■ **Exercise data**:
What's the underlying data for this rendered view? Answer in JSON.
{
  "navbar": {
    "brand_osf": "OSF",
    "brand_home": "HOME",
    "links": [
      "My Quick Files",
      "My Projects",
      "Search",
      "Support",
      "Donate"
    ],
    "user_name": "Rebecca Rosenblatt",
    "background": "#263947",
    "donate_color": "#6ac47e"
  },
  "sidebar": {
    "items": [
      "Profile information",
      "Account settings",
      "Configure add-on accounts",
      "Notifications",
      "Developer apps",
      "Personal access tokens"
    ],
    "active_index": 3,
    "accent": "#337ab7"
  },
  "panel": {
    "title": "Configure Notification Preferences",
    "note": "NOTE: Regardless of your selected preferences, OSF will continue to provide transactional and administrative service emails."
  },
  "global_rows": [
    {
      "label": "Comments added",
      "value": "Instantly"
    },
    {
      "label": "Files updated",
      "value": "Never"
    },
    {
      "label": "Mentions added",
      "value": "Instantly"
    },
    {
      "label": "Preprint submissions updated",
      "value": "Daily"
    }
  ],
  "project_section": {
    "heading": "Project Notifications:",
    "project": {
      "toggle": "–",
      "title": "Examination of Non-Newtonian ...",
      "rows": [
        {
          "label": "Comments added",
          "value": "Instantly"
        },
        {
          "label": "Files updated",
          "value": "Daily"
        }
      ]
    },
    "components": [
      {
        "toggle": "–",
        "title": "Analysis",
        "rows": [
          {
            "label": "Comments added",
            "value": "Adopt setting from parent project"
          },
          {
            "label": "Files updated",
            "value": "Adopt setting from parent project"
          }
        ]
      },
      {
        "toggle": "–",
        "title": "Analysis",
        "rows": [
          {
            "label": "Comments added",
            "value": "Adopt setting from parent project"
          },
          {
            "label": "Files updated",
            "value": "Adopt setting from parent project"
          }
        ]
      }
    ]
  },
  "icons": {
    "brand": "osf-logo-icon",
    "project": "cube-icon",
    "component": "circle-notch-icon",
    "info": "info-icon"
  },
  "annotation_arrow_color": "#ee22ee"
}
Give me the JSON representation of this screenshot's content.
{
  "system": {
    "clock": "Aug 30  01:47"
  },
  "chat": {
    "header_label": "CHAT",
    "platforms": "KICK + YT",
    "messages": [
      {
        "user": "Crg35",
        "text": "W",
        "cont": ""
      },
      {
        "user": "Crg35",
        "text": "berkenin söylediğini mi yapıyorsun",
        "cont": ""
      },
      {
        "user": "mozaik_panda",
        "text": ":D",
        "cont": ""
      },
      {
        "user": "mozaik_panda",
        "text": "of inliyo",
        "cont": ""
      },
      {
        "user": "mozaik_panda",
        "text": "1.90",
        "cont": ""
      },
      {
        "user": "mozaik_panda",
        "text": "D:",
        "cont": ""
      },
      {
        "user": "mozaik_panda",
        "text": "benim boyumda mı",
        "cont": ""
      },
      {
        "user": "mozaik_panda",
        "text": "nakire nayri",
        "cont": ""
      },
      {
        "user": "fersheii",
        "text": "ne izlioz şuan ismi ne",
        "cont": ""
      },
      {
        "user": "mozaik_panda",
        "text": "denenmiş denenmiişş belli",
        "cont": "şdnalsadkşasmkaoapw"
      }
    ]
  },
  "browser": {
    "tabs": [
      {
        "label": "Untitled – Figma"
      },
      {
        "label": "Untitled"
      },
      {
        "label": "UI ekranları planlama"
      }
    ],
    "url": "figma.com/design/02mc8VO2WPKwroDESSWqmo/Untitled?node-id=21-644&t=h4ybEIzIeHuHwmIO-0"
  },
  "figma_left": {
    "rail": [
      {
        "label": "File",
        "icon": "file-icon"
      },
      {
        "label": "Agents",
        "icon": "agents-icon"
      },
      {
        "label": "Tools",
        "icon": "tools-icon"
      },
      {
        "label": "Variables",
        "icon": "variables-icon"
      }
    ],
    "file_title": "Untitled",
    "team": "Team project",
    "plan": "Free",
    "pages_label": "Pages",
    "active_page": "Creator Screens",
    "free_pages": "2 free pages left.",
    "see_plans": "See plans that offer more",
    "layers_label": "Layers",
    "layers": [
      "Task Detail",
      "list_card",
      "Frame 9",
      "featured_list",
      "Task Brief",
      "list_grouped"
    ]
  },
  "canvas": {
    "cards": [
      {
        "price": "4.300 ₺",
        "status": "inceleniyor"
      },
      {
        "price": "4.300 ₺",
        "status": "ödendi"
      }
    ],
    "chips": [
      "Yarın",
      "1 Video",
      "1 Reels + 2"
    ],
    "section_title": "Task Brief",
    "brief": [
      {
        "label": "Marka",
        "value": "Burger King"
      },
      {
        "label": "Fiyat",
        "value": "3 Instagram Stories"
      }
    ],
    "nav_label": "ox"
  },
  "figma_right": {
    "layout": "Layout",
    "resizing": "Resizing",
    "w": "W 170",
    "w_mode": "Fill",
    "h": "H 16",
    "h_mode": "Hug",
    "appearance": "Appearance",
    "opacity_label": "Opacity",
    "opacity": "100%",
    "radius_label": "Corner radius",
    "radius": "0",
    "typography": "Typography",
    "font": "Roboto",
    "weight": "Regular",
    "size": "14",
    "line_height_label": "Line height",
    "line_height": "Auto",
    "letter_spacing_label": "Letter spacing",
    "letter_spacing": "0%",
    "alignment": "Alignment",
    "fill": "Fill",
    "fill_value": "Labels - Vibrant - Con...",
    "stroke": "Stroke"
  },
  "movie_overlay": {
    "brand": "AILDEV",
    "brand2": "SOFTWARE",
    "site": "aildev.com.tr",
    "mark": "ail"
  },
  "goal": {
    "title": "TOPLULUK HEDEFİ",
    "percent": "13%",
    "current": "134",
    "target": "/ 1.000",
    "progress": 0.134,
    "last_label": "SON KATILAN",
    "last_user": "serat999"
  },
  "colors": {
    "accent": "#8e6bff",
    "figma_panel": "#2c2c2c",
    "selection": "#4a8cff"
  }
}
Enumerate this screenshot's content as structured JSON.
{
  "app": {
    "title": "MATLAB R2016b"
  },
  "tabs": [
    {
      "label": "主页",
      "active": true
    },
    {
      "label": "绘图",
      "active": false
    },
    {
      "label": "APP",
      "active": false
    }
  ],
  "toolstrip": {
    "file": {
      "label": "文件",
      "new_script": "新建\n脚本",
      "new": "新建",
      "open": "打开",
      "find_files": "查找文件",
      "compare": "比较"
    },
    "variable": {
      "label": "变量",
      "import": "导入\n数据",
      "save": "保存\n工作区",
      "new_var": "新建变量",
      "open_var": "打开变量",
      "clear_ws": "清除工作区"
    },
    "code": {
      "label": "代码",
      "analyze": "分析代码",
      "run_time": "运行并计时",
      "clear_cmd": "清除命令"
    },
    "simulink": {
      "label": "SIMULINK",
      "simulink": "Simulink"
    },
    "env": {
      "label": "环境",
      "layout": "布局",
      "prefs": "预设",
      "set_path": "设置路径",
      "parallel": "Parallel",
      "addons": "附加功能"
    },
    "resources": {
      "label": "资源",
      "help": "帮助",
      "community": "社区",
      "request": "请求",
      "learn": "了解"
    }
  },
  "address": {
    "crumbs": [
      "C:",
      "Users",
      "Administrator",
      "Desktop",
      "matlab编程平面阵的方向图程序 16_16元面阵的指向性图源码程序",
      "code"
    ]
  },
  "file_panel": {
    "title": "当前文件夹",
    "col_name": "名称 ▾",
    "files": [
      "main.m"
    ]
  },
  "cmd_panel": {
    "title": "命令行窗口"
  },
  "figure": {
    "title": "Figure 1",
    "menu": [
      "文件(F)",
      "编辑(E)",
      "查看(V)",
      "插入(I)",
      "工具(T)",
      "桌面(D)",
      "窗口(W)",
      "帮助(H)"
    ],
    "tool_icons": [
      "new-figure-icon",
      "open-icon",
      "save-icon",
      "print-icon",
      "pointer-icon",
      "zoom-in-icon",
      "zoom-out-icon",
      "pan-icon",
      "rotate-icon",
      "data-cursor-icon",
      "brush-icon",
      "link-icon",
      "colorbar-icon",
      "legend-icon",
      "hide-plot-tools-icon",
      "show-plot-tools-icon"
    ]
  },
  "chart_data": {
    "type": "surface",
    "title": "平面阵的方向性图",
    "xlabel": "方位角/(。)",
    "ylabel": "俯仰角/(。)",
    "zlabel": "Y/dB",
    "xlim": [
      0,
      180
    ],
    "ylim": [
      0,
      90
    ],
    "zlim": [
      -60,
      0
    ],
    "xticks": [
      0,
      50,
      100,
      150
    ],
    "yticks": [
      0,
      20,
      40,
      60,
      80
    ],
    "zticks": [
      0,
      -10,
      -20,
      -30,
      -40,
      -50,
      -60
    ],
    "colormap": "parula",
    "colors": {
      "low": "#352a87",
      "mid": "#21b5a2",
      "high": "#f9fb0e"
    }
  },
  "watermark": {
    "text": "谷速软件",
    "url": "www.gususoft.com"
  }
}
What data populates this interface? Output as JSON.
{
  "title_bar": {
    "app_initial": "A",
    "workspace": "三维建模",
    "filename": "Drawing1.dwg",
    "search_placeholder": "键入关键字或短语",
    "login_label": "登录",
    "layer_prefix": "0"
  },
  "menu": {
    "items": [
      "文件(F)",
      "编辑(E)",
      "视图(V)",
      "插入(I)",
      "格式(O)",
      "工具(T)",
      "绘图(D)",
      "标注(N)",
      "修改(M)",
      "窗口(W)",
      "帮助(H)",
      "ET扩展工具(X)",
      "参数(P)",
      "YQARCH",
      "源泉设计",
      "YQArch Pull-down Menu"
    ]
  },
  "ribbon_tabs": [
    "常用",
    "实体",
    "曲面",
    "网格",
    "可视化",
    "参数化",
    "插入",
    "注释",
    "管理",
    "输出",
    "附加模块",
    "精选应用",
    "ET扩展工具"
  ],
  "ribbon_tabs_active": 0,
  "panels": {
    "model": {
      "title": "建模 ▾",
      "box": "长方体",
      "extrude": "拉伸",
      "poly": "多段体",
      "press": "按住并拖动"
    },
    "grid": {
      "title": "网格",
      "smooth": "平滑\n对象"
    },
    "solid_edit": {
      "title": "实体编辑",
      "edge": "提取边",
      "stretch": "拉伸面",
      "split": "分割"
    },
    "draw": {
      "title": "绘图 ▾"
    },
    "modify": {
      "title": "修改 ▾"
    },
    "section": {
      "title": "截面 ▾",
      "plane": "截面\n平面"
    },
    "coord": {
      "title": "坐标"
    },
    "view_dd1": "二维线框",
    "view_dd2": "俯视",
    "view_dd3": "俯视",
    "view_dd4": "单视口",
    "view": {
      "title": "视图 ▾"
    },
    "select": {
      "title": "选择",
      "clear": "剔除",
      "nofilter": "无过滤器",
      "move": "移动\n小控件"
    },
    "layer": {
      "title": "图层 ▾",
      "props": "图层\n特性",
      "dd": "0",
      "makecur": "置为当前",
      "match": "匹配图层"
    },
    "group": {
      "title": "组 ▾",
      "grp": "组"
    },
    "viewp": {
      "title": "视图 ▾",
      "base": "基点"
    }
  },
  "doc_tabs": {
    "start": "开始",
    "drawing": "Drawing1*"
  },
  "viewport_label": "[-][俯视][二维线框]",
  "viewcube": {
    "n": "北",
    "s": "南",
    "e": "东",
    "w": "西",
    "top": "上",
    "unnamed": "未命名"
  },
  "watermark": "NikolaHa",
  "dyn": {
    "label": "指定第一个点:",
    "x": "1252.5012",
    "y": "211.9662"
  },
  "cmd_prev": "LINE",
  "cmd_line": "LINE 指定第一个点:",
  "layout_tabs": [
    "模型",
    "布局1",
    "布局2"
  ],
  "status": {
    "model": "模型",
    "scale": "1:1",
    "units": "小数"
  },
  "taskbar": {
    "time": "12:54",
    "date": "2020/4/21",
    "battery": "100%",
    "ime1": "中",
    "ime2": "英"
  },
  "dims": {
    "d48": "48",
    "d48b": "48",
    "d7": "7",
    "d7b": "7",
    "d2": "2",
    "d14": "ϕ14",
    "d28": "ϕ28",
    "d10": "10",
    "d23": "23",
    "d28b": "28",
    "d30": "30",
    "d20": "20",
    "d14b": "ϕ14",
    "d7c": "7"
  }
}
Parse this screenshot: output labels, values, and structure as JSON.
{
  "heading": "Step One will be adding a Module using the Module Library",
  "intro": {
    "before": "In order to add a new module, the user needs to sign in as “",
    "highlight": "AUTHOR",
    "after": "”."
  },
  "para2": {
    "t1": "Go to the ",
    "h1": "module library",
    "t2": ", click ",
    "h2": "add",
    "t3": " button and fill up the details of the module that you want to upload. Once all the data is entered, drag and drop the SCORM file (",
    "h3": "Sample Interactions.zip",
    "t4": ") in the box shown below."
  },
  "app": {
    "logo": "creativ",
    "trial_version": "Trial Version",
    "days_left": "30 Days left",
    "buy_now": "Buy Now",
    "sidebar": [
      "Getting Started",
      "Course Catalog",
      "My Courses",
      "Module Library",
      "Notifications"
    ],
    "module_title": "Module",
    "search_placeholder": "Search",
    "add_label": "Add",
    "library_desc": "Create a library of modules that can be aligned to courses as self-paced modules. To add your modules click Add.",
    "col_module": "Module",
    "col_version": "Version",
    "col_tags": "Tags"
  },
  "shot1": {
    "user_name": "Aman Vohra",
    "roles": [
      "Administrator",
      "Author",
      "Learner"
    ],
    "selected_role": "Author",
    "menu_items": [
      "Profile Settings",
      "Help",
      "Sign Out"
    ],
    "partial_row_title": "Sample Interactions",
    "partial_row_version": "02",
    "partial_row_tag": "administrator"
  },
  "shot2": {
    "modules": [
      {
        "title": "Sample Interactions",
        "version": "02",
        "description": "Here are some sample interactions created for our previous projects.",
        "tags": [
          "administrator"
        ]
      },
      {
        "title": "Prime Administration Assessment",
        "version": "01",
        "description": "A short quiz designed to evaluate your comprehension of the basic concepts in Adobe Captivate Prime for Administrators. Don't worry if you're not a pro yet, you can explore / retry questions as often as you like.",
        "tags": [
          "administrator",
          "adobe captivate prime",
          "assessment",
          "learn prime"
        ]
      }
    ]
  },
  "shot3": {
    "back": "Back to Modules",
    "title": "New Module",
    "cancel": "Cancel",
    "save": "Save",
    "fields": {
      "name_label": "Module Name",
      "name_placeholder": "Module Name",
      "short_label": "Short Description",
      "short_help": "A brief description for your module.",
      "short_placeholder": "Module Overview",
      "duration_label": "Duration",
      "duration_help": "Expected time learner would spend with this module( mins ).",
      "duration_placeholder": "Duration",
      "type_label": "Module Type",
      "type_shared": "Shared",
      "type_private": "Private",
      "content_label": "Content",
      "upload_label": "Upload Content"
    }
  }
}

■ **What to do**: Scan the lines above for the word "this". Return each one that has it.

■ **Exercise solution**:
What's the underlying data for this rendered view? Answer in JSON.
Give me the JSON representation of this screenshot's content.
Enumerate this screenshot's content as structured JSON.
What data populates this interface? Output as JSON.
Parse this screenshot: output labels, values, and structure as JSON.
      "duration_help": "Expected time learner would spend with this module( mins ).",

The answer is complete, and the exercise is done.